ladyluck-87-1950-rubber

(From “Lady Luck” number 87, 1950.)

7 Responses to RP: WAY more important than good fences

  1. That’s a Robert Frost reference in the title, by the way. Because I like to kick it English major style every now and then. Extra bonus points to the first person who can ID the line referenced.

    And although usually I understand the out-of-date colloquialisms I am using to bring the funny using their modern meanings, in this case I have no effing clue what “rubber in your backyard” meant back then. Seriously, what the heck? I thought maybe it was short for rubberknecking, meaning “keep your nose out of my business”. Or maybe it referenced shoes, but then I think that most shoes were leather then — rubber soles didn’t become common till sneakers in the Seventies, no?

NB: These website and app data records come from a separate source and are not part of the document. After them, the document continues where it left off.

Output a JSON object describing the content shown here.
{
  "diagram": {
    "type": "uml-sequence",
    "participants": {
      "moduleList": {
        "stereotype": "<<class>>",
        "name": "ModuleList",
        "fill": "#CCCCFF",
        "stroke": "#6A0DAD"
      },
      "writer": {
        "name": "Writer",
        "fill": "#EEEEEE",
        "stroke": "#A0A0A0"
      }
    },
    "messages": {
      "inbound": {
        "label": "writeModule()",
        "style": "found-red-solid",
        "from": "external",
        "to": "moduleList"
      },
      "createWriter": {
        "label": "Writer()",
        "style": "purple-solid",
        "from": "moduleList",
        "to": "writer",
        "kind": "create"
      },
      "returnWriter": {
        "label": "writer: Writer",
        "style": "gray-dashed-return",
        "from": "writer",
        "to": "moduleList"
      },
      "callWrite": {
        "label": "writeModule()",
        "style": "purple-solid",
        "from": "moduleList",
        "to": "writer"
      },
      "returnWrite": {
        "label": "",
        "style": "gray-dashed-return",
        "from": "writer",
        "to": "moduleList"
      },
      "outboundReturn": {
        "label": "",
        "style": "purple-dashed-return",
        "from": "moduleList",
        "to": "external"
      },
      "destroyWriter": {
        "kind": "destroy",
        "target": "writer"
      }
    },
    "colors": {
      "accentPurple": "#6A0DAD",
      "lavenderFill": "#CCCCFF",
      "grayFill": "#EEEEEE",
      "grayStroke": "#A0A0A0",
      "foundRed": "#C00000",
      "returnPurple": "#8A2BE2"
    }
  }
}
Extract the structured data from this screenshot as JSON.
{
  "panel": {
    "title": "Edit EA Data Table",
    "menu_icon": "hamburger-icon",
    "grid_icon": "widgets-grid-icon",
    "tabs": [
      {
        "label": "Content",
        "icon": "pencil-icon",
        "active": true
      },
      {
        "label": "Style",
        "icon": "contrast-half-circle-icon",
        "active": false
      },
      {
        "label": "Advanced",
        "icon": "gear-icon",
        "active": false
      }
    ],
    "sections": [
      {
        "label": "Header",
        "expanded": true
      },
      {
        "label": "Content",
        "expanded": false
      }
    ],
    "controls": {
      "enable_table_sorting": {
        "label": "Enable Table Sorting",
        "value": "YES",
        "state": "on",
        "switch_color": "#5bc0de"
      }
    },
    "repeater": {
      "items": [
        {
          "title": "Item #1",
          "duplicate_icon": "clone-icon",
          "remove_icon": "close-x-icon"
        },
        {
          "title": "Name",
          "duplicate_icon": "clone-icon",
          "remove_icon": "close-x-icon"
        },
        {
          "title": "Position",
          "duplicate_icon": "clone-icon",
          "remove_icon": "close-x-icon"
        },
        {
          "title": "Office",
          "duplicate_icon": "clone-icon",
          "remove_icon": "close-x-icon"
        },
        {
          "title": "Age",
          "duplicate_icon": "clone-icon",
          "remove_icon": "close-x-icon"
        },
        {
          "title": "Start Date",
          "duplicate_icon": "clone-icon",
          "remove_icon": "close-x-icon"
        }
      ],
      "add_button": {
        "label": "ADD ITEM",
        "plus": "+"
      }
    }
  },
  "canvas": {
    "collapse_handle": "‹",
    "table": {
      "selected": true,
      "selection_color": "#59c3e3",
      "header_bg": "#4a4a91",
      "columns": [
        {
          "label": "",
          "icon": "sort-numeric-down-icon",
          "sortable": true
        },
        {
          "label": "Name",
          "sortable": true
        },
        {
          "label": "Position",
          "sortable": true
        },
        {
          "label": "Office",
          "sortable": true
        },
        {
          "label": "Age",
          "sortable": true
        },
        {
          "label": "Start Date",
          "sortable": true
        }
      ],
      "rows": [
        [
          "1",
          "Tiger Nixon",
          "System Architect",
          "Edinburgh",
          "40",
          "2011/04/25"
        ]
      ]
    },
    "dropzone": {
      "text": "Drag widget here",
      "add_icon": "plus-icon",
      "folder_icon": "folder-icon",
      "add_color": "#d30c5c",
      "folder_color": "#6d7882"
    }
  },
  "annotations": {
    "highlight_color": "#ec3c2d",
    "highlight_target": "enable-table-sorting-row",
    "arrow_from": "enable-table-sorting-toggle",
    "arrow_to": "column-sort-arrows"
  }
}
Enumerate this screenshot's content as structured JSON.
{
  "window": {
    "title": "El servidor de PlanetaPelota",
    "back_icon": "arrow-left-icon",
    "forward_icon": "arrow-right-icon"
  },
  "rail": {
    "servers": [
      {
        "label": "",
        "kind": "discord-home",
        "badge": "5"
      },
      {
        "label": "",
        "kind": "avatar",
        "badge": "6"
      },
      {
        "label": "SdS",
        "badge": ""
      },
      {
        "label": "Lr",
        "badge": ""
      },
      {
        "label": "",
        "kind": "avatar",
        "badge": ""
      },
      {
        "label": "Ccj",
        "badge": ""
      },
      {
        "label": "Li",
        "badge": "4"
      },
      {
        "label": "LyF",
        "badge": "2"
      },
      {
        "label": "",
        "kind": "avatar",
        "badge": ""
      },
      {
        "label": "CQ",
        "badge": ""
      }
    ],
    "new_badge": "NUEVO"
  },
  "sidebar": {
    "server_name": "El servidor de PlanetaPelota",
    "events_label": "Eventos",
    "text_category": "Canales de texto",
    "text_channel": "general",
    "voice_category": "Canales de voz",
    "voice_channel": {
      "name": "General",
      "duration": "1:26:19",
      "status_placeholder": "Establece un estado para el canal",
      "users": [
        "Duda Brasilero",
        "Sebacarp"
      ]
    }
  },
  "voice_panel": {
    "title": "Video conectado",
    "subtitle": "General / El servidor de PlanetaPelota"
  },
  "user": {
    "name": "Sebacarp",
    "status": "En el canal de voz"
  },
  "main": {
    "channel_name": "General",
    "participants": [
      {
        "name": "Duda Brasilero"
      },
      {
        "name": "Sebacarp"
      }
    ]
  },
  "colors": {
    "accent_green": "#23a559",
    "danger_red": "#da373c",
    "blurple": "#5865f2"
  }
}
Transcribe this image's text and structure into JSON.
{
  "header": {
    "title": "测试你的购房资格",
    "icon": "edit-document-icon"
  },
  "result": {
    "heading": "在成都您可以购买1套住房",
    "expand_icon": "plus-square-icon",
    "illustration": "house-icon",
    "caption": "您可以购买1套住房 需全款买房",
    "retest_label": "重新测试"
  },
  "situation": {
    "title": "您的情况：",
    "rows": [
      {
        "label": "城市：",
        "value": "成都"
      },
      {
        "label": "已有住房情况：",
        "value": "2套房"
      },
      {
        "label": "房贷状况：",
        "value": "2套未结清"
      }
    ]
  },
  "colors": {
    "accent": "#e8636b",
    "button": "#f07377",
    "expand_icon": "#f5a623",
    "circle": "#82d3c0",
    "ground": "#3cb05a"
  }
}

    Anyway, if anyone knows what that’s really supposed to mean, I’d love to hear it.

  2. “Mending Wall” 1914

  3. Absolutely correct sir, well done! Despite their lowest-in-the-tournament graduation rate for basketball players, clearly Maryland has done a superlative job on educating other young minds.

  4. Danny Beaty

    At least he’s practicing safe sex.

  5. @Jeff Yeah, well. Like you said, “English Major.”

  6. I first read the title as ‘WAY more important than good feces’ and was like ‘Huhwhat?’. :D

  7. William A. Peterson

    Grasshopper, you obviously have no clue, when it comes to shoes! {Sorry, I sell the things…}
    Why do you think they called the old Private Eyes “Gumshoes”, anyways?
    Gum rubber, while it has other problems for use as shoe soles, is VERY good for sneaking up on people, quiet-like!
    Vulcanized rubber came in after WWII, but it was kind of heavy, so it wasn’t capable of displacing leather soles.
    Composite materials came next, and they actually work pretty well…
    But, it’s with the advent of air-blown synthetics, first used in the athletic shoes you’re thinking of, that the popularity of leather began to take a nose-dive!
    But, gum rubber for soles goes back to at least the thirties, and I think the 20s…